Minimally Invasive Direct Anterior Total Hip Replacement (THR) - Medical Animation

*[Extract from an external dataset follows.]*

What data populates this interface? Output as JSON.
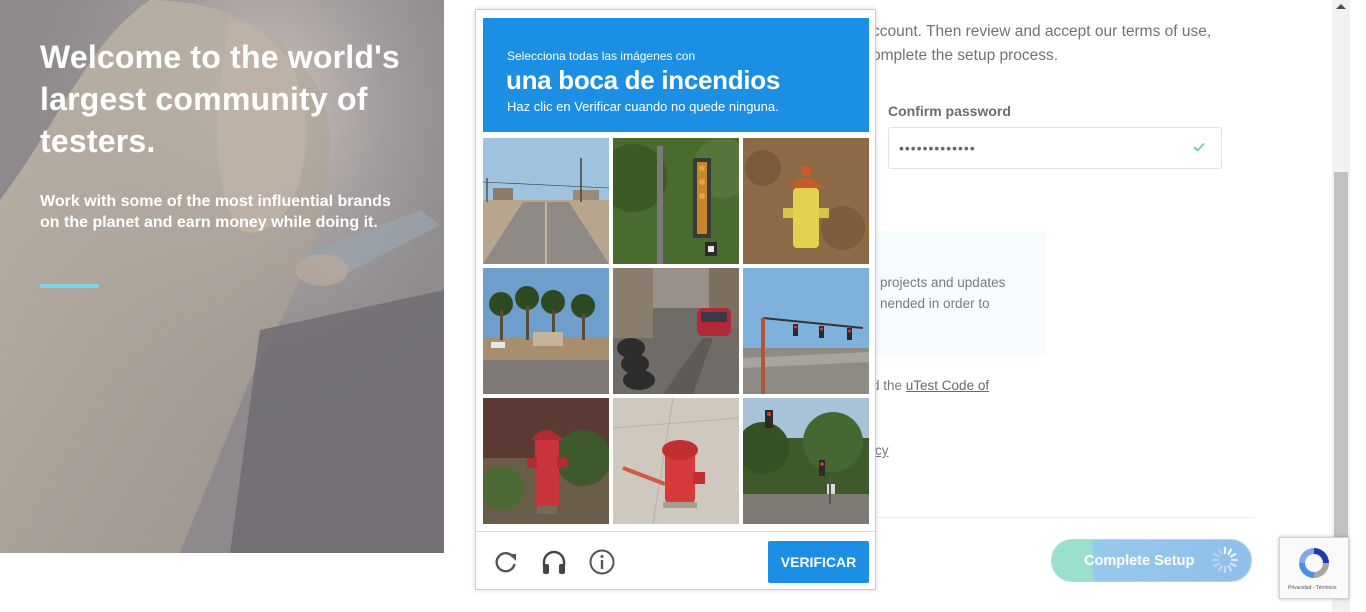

MEDICAL ANIMATION TRANSCRIPT: Your hip consists of two main parts that fit together like a ball and socket-- the femoral head at the top of the leg and the acetabulum in your pelvis. Cartilage between the femoral head and acetabulum provides cushioning between the bones and allows for smooth movement. A total hip replacement is usually done when severe damage from arthritis or injury has made it difficult to perform daily activities without severe pain or restricted range of motion. During the procedure, the femoral head and acetabulum are replaced with artificial components called prostheses. An artificial hip prosthesis consists of a cup, called the acetabulum component, and a stem and a ball, called the femoral component. During a direct anterior total hip replacement procedure, you will lie on your back on a specialized table, enabling your surgeon to perform this minimally invasive operation. Your feet will be placed in boots attached to the table, allowing your surgeon to position your legs as necessary to gain access to your hip joint during your operation. A fluoroscopy machine may be used during the procedure to help your surgeon position your prosthesis more accurately. Your surgeon will begin by making a 3- to 6-inch incision near your groin. This incision is significantly smaller than those made during other total hip replacement procedures. He or she will then push aside two muscles to expose the joint capsule. No muscles are split or detached during this procedure. After incising the joint capsule, your surgeon will dislocate the femoral head from the acetabulum. He or she will remove any damaged cartilage or bone in the acetabulum, reshape the acetabular socket, and secure the acetabular prosthesis in place using special cement or screws. Turning next to the femur, your surgeon will remove the femoral head, shape the remaining femur to fit the prosthetic stem, and secure the femoral component using cement or other techniques. Once both components are firmly in place, your surgeon will slide the prosthetic femoral head into its acetabular counterpart, test the movement of your new hip joint, and may verify that it is properly positioned with an X-ray. Your surgeon will then close the joint capsule and reposition your muscles. He or she may place a drain in your hip to remove excess fluid and close the incision with stitches or staples.